Guillermina has had a different life. We would never call her life easy, but her background is different from those of most captive elephants. Pocha realizes that positive reinforcement training and, yes, even needle pricks aren’t that bad in the grand scheme of things. Understandably, Guillermina’s limited life experiences make her skeptical that this process could be for her own good.
Chrissy, who primarily works training elephants in Asia, recently had to leave Mendoza to meet her obligations at another facility. Karissa has a little more flexibility in her schedule and continues working with Pocha and Guillermina and their care team at the Ecoparque Mendoza. She is working with the team there to ensure they are ready to take over the quarantine process.
Pocha and Guilermina’s days are continuing as usual. There are no real changes to their routines. A few times a day, they are asked to participate in training sessions. The sessions vary – sometimes it’s just touching body parts to a target, and other times it’s pretending to draw blood. Guillermina, who was the rockstar initially, is slowly finding her way back. She is behaving normally outside of her training sessions again, but is still not fully back to who she was before her training included needle sticks. It’s a slow process to convince her that not only is this not all bad (she earns FrootLoops!), but it’s actually for her benefit. Both Pocha and Guillermina continue to have access to the crates, and they enter/exit them as they wish.
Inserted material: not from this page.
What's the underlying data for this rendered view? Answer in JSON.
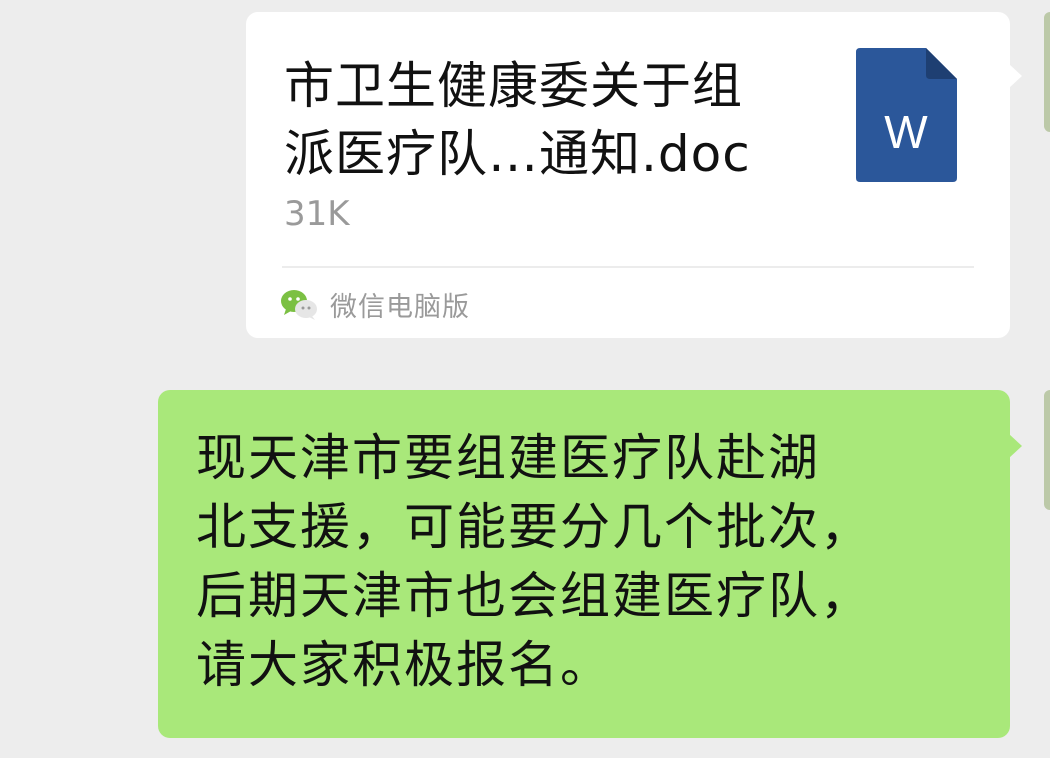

We are happy to see Guillermina slowly returning to her usual self with the support of her mom and humans. We are looking forward to her next steps, but only when she is ready.
Photo of Karissa, Ecoparque Mendoza caregiver Estaban, and Pocha